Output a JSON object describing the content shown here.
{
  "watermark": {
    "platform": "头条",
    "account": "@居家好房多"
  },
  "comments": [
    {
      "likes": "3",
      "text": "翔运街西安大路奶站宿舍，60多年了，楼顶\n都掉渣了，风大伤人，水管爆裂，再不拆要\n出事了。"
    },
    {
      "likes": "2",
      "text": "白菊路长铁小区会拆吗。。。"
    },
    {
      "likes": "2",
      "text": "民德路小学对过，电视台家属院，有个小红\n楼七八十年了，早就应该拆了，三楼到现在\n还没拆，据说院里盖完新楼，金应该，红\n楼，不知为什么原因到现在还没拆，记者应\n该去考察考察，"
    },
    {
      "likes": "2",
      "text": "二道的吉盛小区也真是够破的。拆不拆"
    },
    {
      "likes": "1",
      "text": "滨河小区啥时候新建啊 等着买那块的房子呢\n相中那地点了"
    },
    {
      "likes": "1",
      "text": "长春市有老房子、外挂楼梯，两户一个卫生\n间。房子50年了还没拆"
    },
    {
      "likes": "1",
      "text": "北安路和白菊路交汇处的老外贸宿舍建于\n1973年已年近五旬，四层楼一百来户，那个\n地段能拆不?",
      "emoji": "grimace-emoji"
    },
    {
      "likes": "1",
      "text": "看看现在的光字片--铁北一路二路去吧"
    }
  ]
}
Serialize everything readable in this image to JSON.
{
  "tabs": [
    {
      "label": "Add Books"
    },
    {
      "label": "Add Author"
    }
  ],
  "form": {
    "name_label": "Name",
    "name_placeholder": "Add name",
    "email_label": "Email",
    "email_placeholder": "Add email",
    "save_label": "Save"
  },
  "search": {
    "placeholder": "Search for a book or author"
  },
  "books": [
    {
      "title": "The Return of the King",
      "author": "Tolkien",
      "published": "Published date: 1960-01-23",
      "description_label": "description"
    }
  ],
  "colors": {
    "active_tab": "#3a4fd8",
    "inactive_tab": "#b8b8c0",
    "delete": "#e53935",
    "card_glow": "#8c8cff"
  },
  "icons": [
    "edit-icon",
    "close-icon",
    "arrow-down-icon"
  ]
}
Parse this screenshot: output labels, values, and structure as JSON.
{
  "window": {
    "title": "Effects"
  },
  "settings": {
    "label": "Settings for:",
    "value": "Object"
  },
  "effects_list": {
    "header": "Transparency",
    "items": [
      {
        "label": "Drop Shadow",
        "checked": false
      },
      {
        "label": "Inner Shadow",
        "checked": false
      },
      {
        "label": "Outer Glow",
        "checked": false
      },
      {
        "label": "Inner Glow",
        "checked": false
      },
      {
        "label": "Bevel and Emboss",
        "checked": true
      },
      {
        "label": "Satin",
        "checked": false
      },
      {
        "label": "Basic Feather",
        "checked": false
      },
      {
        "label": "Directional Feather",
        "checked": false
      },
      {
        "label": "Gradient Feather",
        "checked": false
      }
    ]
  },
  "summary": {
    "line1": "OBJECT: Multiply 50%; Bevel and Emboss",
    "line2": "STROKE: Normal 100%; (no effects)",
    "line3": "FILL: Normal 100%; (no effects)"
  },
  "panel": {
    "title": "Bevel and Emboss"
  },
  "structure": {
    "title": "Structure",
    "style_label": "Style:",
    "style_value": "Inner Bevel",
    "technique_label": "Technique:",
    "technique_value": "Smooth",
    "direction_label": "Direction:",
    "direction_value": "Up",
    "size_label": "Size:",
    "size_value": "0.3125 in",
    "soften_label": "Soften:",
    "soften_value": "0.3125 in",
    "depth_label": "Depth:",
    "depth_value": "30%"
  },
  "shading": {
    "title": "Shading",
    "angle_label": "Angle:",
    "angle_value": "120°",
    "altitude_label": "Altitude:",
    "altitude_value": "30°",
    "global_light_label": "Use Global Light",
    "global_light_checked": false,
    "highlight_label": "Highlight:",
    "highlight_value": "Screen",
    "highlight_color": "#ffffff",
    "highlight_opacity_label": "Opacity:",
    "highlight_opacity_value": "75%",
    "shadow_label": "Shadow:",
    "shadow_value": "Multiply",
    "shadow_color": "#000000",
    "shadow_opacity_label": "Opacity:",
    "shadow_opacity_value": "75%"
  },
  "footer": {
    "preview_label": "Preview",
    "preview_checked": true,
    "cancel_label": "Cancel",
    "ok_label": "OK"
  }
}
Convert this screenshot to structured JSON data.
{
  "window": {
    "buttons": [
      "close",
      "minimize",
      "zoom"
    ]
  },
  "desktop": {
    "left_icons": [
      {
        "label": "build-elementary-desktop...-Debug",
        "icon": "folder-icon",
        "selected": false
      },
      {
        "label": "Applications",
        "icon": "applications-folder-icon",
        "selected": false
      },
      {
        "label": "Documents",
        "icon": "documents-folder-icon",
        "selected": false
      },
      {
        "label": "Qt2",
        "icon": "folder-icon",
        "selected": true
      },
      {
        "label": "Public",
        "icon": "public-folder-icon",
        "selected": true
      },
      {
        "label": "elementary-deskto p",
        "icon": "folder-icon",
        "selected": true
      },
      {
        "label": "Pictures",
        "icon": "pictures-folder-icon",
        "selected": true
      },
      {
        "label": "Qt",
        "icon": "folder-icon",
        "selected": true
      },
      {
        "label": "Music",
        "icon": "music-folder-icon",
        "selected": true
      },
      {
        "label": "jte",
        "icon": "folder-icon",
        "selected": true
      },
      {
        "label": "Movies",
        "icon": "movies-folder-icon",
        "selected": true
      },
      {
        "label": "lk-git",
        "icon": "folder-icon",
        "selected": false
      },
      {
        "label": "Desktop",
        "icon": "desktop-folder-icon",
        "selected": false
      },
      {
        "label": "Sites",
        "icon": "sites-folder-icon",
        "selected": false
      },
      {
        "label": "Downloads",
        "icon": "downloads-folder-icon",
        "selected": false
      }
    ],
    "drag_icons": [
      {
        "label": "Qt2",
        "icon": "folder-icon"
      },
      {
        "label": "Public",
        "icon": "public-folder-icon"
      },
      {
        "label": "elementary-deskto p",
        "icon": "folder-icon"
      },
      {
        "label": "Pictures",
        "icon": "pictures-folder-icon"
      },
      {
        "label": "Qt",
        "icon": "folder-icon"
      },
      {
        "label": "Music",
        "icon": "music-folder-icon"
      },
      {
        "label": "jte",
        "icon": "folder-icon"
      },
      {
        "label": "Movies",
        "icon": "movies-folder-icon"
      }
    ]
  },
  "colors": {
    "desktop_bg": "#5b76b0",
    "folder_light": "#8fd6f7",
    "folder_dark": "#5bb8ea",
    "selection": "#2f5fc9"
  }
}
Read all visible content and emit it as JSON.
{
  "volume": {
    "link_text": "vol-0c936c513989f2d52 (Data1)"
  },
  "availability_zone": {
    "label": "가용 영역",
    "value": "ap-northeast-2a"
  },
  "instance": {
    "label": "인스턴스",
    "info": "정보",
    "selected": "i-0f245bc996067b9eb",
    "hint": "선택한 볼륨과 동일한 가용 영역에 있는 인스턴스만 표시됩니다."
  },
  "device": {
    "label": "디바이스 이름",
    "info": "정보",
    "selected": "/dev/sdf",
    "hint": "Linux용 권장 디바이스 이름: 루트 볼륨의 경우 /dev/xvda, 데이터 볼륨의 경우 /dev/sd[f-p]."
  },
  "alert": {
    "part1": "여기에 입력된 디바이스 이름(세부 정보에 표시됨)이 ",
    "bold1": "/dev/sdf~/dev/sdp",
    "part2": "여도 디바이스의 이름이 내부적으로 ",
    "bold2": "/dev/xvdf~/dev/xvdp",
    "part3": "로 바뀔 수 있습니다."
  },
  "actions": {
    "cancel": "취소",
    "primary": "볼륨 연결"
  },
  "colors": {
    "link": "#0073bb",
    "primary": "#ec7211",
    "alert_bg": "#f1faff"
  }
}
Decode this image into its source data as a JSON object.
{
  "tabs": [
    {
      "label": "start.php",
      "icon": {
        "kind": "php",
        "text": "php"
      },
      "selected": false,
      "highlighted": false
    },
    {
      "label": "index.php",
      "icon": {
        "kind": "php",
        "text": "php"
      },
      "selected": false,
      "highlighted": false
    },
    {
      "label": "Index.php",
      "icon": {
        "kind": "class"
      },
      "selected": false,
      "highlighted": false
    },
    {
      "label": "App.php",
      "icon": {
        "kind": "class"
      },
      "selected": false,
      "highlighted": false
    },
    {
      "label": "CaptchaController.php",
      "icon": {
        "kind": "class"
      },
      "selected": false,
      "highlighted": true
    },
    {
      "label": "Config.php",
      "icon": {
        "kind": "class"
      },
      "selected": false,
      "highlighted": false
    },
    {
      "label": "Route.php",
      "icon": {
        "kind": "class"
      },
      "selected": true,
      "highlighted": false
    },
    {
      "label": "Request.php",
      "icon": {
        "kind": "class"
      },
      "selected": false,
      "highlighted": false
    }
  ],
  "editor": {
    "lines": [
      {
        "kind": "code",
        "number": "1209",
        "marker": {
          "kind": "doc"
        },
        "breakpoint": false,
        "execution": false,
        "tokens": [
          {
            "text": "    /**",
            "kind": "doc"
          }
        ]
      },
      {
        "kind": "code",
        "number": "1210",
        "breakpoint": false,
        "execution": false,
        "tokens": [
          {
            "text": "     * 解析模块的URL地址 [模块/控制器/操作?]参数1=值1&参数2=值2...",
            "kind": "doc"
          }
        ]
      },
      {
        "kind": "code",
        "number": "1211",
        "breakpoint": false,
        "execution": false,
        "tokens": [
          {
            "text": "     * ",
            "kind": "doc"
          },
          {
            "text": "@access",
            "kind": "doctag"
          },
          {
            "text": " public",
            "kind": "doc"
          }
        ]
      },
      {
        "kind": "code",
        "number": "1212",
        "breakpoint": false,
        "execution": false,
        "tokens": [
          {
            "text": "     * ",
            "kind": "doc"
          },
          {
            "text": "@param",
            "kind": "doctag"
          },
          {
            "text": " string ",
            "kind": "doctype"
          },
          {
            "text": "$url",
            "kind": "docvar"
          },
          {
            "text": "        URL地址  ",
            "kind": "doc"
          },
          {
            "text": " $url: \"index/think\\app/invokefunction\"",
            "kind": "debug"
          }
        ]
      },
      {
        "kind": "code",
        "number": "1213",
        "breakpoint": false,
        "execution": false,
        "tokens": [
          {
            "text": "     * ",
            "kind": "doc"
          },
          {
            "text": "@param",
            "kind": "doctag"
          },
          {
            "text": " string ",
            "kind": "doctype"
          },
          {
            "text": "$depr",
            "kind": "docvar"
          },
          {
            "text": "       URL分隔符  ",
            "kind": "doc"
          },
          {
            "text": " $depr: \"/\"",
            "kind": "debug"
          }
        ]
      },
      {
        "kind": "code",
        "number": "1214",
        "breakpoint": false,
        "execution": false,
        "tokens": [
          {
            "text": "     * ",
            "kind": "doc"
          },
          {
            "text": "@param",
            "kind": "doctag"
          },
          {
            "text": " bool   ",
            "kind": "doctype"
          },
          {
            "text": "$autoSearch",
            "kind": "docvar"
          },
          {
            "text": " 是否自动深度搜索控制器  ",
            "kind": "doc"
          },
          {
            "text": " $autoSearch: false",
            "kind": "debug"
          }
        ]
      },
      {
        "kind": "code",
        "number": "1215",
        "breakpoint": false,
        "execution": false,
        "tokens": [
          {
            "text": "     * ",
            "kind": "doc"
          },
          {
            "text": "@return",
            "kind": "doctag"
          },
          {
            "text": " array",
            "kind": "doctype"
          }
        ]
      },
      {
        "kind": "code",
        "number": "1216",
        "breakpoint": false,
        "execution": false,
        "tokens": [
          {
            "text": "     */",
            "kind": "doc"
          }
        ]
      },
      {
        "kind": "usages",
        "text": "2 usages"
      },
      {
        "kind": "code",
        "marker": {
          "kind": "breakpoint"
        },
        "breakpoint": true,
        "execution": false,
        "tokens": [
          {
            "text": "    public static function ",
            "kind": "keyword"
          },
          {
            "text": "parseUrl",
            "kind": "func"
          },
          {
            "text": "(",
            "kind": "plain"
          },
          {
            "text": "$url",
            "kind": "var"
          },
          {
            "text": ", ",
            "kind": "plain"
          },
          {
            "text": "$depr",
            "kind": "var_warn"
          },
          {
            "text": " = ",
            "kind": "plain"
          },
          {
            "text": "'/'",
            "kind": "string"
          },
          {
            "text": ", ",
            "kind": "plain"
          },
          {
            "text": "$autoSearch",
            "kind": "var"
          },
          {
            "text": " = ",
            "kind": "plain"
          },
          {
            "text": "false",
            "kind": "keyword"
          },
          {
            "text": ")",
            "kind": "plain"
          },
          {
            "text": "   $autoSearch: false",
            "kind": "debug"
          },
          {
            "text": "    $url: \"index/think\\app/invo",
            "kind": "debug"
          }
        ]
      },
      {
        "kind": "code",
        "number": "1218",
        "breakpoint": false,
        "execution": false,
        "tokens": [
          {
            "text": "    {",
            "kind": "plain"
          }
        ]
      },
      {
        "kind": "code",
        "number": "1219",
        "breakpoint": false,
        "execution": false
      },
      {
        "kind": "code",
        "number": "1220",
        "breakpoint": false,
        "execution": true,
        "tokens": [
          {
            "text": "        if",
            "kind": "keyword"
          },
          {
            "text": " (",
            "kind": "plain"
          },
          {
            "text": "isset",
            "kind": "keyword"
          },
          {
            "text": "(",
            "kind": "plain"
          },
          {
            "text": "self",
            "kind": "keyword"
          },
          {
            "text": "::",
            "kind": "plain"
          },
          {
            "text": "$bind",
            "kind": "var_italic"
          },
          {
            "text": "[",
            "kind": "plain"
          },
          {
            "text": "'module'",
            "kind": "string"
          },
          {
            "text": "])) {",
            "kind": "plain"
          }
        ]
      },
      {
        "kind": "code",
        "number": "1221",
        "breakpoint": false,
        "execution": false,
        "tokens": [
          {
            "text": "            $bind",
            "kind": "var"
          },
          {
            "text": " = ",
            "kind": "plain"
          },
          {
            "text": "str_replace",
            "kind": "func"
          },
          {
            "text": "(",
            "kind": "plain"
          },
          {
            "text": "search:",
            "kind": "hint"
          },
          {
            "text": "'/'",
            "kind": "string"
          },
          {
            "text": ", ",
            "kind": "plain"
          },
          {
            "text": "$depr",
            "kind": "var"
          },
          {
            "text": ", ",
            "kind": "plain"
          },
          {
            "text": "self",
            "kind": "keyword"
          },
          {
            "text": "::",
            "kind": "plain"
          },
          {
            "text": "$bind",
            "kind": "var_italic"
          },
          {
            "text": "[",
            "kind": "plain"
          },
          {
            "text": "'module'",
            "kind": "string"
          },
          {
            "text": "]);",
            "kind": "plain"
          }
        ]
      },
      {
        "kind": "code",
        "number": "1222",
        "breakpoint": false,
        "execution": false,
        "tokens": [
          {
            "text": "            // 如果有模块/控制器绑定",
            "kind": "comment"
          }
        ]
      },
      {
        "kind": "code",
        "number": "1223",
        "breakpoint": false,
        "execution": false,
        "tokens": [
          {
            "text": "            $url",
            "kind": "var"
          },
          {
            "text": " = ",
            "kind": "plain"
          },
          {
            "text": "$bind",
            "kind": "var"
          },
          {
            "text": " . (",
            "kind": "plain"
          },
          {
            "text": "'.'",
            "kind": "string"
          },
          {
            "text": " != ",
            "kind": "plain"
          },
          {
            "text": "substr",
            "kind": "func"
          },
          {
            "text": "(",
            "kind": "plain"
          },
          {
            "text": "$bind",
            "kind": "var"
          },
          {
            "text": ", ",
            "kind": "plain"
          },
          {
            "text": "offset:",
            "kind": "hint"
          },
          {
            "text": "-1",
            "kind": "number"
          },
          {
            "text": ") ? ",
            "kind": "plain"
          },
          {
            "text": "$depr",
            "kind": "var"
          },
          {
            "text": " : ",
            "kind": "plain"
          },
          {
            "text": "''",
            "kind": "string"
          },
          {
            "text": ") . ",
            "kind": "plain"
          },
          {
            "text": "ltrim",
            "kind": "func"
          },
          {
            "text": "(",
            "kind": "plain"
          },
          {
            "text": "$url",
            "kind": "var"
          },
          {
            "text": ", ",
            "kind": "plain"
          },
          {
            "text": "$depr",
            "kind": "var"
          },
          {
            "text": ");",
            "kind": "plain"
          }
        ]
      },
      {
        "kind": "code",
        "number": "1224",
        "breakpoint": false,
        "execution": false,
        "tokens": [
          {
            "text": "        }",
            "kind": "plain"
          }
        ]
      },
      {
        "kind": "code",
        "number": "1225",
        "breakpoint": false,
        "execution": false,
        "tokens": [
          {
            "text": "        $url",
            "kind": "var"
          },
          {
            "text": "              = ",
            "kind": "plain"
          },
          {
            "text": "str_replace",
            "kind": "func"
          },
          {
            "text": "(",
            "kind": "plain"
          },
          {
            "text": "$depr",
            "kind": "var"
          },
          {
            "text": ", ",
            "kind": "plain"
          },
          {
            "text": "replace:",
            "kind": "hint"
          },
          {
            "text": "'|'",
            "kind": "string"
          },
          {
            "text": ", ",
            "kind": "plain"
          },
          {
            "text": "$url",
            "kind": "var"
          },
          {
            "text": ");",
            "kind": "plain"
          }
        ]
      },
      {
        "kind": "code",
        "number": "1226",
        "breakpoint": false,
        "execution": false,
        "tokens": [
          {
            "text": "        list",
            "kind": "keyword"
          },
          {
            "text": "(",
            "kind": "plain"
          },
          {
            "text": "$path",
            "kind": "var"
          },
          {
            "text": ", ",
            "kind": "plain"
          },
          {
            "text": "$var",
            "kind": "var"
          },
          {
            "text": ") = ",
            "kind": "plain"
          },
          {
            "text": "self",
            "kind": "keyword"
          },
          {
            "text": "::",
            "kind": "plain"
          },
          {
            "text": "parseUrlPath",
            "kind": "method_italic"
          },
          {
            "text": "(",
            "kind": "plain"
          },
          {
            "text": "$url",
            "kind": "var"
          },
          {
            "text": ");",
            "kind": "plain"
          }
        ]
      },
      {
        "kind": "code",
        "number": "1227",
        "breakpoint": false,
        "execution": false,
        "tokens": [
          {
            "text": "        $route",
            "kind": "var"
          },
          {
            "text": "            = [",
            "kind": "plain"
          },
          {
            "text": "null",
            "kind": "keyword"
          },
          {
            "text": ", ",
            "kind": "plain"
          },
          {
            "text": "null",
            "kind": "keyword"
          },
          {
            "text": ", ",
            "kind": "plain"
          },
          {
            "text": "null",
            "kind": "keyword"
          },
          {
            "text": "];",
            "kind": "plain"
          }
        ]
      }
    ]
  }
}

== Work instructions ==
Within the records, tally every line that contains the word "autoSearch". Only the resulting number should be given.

== Written response ==
4